Besides the Bang Phlat location, another team of police also raided two houses belonging to Kalow Rich Inter in Phasi Charoen district, where they found a combined 268,200 empty boxes, ready for packaging, the deputy police chief said.
Meanwhile, police will soon proceed with legal action against Thai celebrities who appeared in advertisements for the products in question, along with the person who wrote the script for the ads, he added.
FDA executive and pharmacist Supattra Boonserm said that, besides the sibutramine that the agency had made illegal in Thailand, the authorities had found two other medicines as additional ingredients in the product: an antidepressant called fluoxetine, and a fat-blocking medicine called orlistat.
Both substances – whose origins would later be determined in a police investigation – could be harmful if they are taken for a prolonged period, she said, adding that the FDA only allowed certain factories to manufacture products with these two pharmaceuticals and did not permit food supplements to contain either of them.
As the initial probe found that Kalow Rich Inter had obtained a product-manufacturing licence, but allegedly added sibutramine and two other substances since 2017, the FDA would check the product for further evidence to prosecute Jensan, Supattra explained.

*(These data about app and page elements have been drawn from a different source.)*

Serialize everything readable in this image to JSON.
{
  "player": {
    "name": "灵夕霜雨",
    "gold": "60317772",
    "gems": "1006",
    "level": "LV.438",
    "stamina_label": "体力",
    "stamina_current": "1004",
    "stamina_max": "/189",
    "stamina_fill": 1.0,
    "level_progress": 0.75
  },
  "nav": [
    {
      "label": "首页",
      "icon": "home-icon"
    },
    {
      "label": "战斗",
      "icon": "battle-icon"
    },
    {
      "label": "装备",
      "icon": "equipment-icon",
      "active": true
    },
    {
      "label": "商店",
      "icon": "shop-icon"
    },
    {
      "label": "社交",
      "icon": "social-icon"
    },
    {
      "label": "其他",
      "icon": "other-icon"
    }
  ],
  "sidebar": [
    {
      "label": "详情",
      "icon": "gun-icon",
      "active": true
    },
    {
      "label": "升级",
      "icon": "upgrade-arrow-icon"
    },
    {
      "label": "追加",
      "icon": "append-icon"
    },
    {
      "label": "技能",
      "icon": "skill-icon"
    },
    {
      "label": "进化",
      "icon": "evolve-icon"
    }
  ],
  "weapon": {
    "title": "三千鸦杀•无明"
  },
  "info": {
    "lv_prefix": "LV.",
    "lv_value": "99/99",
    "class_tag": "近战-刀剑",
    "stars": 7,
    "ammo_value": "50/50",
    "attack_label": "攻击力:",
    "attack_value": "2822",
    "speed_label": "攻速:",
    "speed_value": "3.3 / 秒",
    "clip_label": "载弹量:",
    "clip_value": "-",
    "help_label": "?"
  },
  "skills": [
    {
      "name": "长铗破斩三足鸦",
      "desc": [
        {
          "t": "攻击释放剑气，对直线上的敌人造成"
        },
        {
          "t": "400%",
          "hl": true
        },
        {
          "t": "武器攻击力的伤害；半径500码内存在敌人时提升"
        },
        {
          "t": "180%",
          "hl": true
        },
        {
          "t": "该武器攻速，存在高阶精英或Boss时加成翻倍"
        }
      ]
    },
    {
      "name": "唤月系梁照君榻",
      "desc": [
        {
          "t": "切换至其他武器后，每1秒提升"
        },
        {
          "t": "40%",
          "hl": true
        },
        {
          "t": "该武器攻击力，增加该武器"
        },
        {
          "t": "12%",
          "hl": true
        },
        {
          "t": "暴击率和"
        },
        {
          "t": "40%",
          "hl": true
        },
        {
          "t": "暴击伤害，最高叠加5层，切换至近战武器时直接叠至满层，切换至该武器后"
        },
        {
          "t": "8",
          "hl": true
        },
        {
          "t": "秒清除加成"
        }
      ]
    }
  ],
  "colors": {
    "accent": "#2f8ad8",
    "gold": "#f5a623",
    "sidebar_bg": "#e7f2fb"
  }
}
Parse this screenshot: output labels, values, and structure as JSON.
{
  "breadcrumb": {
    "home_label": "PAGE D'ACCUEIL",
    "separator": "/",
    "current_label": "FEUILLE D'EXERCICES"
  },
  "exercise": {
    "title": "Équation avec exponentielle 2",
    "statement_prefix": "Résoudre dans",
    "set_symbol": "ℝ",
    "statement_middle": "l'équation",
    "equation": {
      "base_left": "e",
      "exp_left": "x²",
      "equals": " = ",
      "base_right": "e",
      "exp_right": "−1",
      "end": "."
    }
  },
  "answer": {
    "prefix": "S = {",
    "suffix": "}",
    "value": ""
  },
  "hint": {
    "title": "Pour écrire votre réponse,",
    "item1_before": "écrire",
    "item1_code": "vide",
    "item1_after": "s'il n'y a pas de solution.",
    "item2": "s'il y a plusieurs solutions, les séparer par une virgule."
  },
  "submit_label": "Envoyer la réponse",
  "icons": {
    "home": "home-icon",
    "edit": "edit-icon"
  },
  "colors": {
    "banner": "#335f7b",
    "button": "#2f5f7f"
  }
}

She also said the public should be aware that the FDA had never approved any products claiming to slim a person down in just three to seven days.
No food supplement should cause palpitations or loss of appetite as side effects, she stressed.